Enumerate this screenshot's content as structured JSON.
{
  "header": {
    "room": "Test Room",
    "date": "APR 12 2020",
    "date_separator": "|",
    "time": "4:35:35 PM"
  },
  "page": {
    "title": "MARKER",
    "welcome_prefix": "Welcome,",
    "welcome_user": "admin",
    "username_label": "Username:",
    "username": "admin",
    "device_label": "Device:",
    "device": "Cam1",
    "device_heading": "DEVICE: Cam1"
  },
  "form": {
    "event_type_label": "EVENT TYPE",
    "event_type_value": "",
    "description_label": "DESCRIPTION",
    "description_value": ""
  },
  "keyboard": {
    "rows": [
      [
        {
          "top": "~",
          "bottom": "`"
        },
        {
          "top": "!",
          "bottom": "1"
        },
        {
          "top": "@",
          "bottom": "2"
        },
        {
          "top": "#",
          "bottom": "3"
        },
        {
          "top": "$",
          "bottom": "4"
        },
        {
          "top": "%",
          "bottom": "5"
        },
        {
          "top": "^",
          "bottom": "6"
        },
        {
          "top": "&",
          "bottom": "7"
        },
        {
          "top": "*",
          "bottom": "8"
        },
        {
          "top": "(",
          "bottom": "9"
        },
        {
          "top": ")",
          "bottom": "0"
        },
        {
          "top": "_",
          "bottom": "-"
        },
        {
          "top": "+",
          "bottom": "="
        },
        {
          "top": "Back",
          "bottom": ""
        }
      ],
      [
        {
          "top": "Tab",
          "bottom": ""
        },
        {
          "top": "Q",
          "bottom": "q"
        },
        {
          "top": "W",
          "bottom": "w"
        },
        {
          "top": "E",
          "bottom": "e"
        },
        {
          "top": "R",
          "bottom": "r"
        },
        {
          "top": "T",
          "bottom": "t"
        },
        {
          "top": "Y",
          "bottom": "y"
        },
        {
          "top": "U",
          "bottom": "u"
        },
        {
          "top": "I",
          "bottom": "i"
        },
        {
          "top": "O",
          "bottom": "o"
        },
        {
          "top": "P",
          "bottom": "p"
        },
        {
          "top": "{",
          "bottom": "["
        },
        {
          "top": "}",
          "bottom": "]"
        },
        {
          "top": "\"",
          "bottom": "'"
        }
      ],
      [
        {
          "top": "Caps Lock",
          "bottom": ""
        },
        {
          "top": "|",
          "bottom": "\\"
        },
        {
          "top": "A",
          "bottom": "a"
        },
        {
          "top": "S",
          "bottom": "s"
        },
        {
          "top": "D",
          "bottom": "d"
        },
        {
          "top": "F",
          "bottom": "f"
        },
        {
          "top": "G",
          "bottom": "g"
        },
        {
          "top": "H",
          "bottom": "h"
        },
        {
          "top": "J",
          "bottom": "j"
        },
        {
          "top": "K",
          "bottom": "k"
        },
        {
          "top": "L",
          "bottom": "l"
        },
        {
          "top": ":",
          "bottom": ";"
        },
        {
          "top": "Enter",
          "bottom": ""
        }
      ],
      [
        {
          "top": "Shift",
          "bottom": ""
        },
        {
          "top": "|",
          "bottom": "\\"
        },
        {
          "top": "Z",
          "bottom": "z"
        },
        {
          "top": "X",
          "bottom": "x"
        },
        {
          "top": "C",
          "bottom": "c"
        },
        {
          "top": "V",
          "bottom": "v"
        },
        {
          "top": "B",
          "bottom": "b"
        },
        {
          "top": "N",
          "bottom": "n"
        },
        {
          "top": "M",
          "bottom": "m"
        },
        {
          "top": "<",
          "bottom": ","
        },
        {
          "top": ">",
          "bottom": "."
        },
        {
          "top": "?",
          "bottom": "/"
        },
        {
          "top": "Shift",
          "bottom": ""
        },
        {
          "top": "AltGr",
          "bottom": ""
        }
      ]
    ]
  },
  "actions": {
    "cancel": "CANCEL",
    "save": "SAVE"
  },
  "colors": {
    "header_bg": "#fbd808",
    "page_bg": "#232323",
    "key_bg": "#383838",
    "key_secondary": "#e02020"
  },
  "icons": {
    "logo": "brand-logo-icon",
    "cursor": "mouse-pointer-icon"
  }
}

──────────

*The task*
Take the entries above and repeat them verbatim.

*Result for this exercise*
Enumerate this screenshot's content as structured JSON.
{
  "header": {
    "room": "Test Room",
    "date": "APR 12 2020",
    "date_separator": "|",
    "time": "4:35:35 PM"
  },
  "page": {
    "title": "MARKER",
    "welcome_prefix": "Welcome,",
    "welcome_user": "admin",
    "username_label": "Username:",
    "username": "admin",
    "device_label": "Device:",
    "device": "Cam1",
    "device_heading": "DEVICE: Cam1"
  },
  "form": {
    "event_type_label": "EVENT TYPE",
    "event_type_value": "",
    "description_label": "DESCRIPTION",
    "description_value": ""
  },
  "keyboard": {
    "rows": [
      [
        {
          "top": "~",
          "bottom": "`"
        },
        {
          "top": "!",
          "bottom": "1"
        },
        {
          "top": "@",
          "bottom": "2"
        },
        {
          "top": "#",
          "bottom": "3"
        },
        {
          "top": "$",
          "bottom": "4"
        },
        {
          "top": "%",
          "bottom": "5"
        },
        {
          "top": "^",
          "bottom": "6"
        },
        {
          "top": "&",
          "bottom": "7"
        },
        {
          "top": "*",
          "bottom": "8"
        },
        {
          "top": "(",
          "bottom": "9"
        },
        {
          "top": ")",
          "bottom": "0"
        },
        {
          "top": "_",
          "bottom": "-"
        },
        {
          "top": "+",
          "bottom": "="
        },
        {
          "top": "Back",
          "bottom": ""
        }
      ],
      [
        {
          "top": "Tab",
          "bottom": ""
        },
        {
          "top": "Q",
          "bottom": "q"
        },
        {
          "top": "W",
          "bottom": "w"
        },
        {
          "top": "E",
          "bottom": "e"
        },
        {
          "top": "R",
          "bottom": "r"
        },
        {
          "top": "T",
          "bottom": "t"
        },
        {
          "top": "Y",
          "bottom": "y"
        },
        {
          "top": "U",
          "bottom": "u"
        },
        {
          "top": "I",
          "bottom": "i"
        },
        {
          "top": "O",
          "bottom": "o"
        },
        {
          "top": "P",
          "bottom": "p"
        },
        {
          "top": "{",
          "bottom": "["
        },
        {
          "top": "}",
          "bottom": "]"
        },
        {
          "top": "\"",
          "bottom": "'"
        }
      ],
      [
        {
          "top": "Caps Lock",
          "bottom": ""
        },
        {
          "top": "|",
          "bottom": "\\"
        },
        {
          "top": "A",
          "bottom": "a"
        },
        {
          "top": "S",
          "bottom": "s"
        },
        {
          "top": "D",
          "bottom": "d"
        },
        {
          "top": "F",
          "bottom": "f"
        },
        {
          "top": "G",
          "bottom": "g"
        },
        {
          "top": "H",
          "bottom": "h"
        },
        {
          "top": "J",
          "bottom": "j"
        },
        {
          "top": "K",
          "bottom": "k"
        },
        {
          "top": "L",
          "bottom": "l"
        },
        {
          "top": ":",
          "bottom": ";"
        },
        {
          "top": "Enter",
          "bottom": ""
        }
      ],
      [
        {
          "top": "Shift",
          "bottom": ""
        },
        {
          "top": "|",
          "bottom": "\\"
        },
        {
          "top": "Z",
          "bottom": "z"
        },
        {
          "top": "X",
          "bottom": "x"
        },
        {
          "top": "C",
          "bottom": "c"
        },
        {
          "top": "V",
          "bottom": "v"
        },
        {
          "top": "B",
          "bottom": "b"
        },
        {
          "top": "N",
          "bottom": "n"
        },
        {
          "top": "M",
          "bottom": "m"
        },
        {
          "top": "<",
          "bottom": ","
        },
        {
          "top": ">",
          "bottom": "."
        },
        {
          "top": "?",
          "bottom": "/"
        },
        {
          "top": "Shift",
          "bottom": ""
        },
        {
          "top": "AltGr",
          "bottom": ""
        }
      ]
    ]
  },
  "actions": {
    "cancel": "CANCEL",
    "save": "SAVE"
  },
  "colors": {
    "header_bg": "#fbd808",
    "page_bg": "#232323",
    "key_bg": "#383838",
    "key_secondary": "#e02020"
  },
  "icons": {
    "logo": "brand-logo-icon",
    "cursor": "mouse-pointer-icon"
  }
}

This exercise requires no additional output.